A member of the Communist Party from 1938, Alexander Mikhailovich Vasilevsky was born in the village of Novo-Pokrovka, now Ivanovo Oblast. He graduated from military school in 1914. He served as a junior officer in the tsarist army during World War I. From 1918 to 1931 he commanded a company, then a battalion, then an infantry regiment in the Red Army. From 1931 to 1936 Vasilevsky held executive posts in combat training organs within the People's Commissariat of Defense and Volga Military District. From 1937 to 1941 he served on the General Staff, from 1941 to 1942 as deputy chief, and from 1942 to 1945 (during World War II or the Great Patriotic War) as Chief of the General Staff of the Soviet Armed Forces and concurrently, deputy people's commissar of defense of the USSR.
Upon instructions from the Supreme Command Headquarters, Vasilevsky helped to elaborate many major strategic plans. In particular, Vasilevsky was among the architects (and participants) of the 1943 Stalingrad offensive. He coordinated actions of several fronts in the Battle of Kursk and the Belorussian and Eastern-Prussian offensive operations. Under Vasilevsky's leadership, a strategic operation aimed at routing the Japanese Kwantung army was successfully carried out between August and September of 1945.

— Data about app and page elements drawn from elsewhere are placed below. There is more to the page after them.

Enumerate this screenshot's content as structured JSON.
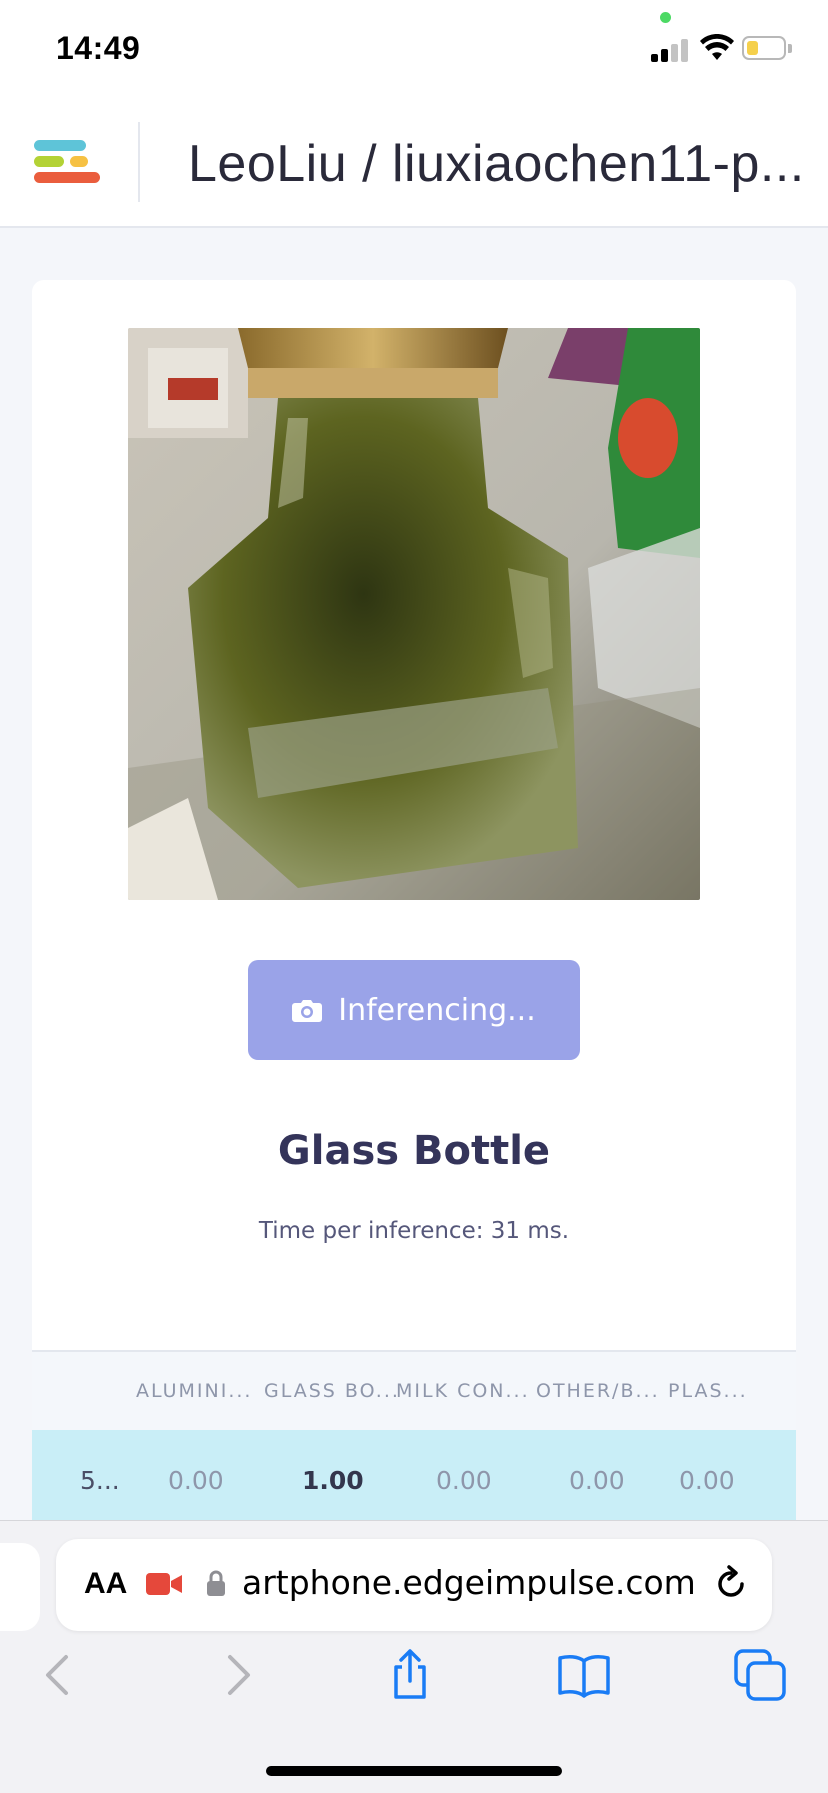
{
  "status_bar": {
    "time": "14:49",
    "icons": [
      "privacy-dot",
      "cellular-signal-icon",
      "wifi-icon",
      "battery-icon"
    ]
  },
  "header": {
    "project_title": "LeoLiu / liuxiaochen11-p...",
    "logo_icon": "edge-impulse-logo"
  },
  "main": {
    "image_description_icon": "camera-preview",
    "button_label": "Inferencing...",
    "button_icon": "camera-icon",
    "result_label": "Glass Bottle",
    "timing_text": "Time per inference: 31 ms."
  },
  "table": {
    "headers": [
      "ALUMINI...",
      "GLASS BO...",
      "MILK CON...",
      "OTHER/B...",
      "PLAS..."
    ],
    "row": [
      "5...",
      "0.00",
      "1.00",
      "0.00",
      "0.00",
      "0.00"
    ]
  },
  "browser": {
    "text_size_label": "AA",
    "url": "artphone.edgeimpulse.com",
    "nav_icons": [
      "back-icon",
      "forward-icon",
      "share-icon",
      "bookmarks-icon",
      "tabs-icon"
    ]
  },
  "colors": {
    "button": "#9aa3e8",
    "row_highlight": "#c9eef7",
    "title": "#34345a"
  }
}
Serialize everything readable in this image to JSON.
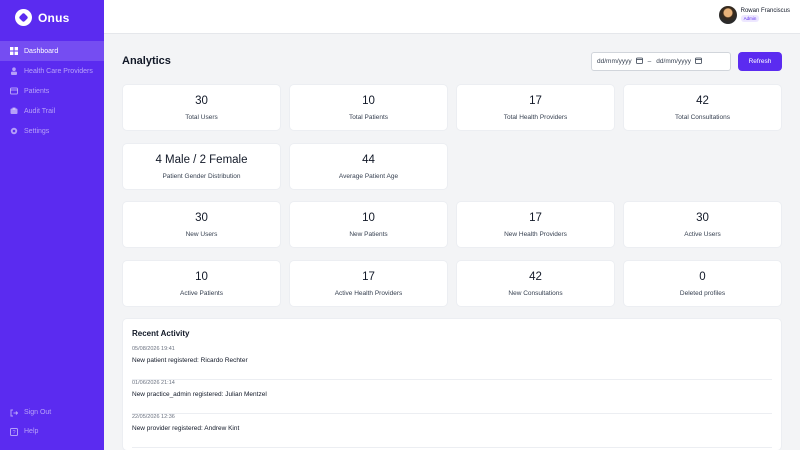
{
  "brand": {
    "name": "Onus"
  },
  "sidebar": {
    "items": [
      {
        "label": "Dashboard",
        "icon": "dashboard-icon",
        "active": true
      },
      {
        "label": "Health Care Providers",
        "icon": "provider-icon",
        "active": false
      },
      {
        "label": "Patients",
        "icon": "patients-icon",
        "active": false
      },
      {
        "label": "Audit Trail",
        "icon": "audit-icon",
        "active": false
      },
      {
        "label": "Settings",
        "icon": "gear-icon",
        "active": false
      }
    ],
    "bottom": [
      {
        "label": "Sign Out",
        "icon": "sign-out-icon"
      },
      {
        "label": "Help",
        "icon": "help-icon"
      }
    ]
  },
  "user": {
    "name": "Rowan Franciscus",
    "role": "Admin"
  },
  "header": {
    "title": "Analytics",
    "date_from_placeholder": "dd/mm/yyyy",
    "date_to_placeholder": "dd/mm/yyyy",
    "date_separator": "–",
    "refresh_label": "Refresh"
  },
  "stats": [
    {
      "value": "30",
      "label": "Total Users"
    },
    {
      "value": "10",
      "label": "Total Patients"
    },
    {
      "value": "17",
      "label": "Total Health Providers"
    },
    {
      "value": "42",
      "label": "Total Consultations"
    },
    {
      "value": "4 Male / 2 Female",
      "label": "Patient Gender Distribution"
    },
    {
      "value": "44",
      "label": "Average Patient Age"
    },
    {
      "value": "30",
      "label": "New Users"
    },
    {
      "value": "10",
      "label": "New Patients"
    },
    {
      "value": "17",
      "label": "New Health Providers"
    },
    {
      "value": "30",
      "label": "Active Users"
    },
    {
      "value": "10",
      "label": "Active Patients"
    },
    {
      "value": "17",
      "label": "Active Health Providers"
    },
    {
      "value": "42",
      "label": "New Consultations"
    },
    {
      "value": "0",
      "label": "Deleted profiles"
    }
  ],
  "activity": {
    "title": "Recent Activity",
    "items": [
      {
        "time": "05/08/2026 19:41",
        "text": "New patient registered: Ricardo Rechter"
      },
      {
        "time": "01/06/2026 21:14",
        "text": "New practice_admin registered: Julian Mentzel"
      },
      {
        "time": "22/05/2026 12:36",
        "text": "New provider registered: Andrew Kint"
      }
    ]
  },
  "colors": {
    "primary": "#5b2bf0",
    "background": "#f3f4f6",
    "card": "#ffffff"
  }
}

Increasingly, after the German invasion of June 1941, officers with world-class military skills, who either emerged unscathed by Stalin's purges or were retrieved from Stalin's prisons and camps, came to the fore. Vasilevsky was among these men. Although Stalin was loath to trust anyone fully, this innate distrust did not prevent him from tapping the resources of his most talented military strategists during World War II. In the first year of the war, when the USSR was on the defensive, Stalin often made unilateral decisions. However, by the second year, he depended increasingly on his subordinates. As Marshal Vasilevsky has recalled,
He came to have a different attitude toward the General Staff apparatus and front commanders. He was forced to rely constantly on the collective experience of the military. Before deciding on an operational question, Stalin listened to advice and discussed it with his deputy [Zhukov], with leading officers of the General Staff, with the main directorates of the People's Commissariat of Defense, with the commanders of the fronts, and also with the executives in charge of defense production.
His most astute generals, Vasilevsky and Georgy Zhukov included, learned how to nudge Stalin toward a decision without talking back to him.
While serving as a member of the Central Committee of the Soviet Communist Party between 1952 and 1961, Vasilevsky also held the post of first deputy minister of defense from 1953 to 1957. Twice named Hero of the Soviet Union, he was also twice awarded the military honor, the Order of Victory, and was presented with many other orders, medals, and ceremonial weapons. He retired the following year and died fifteen years later.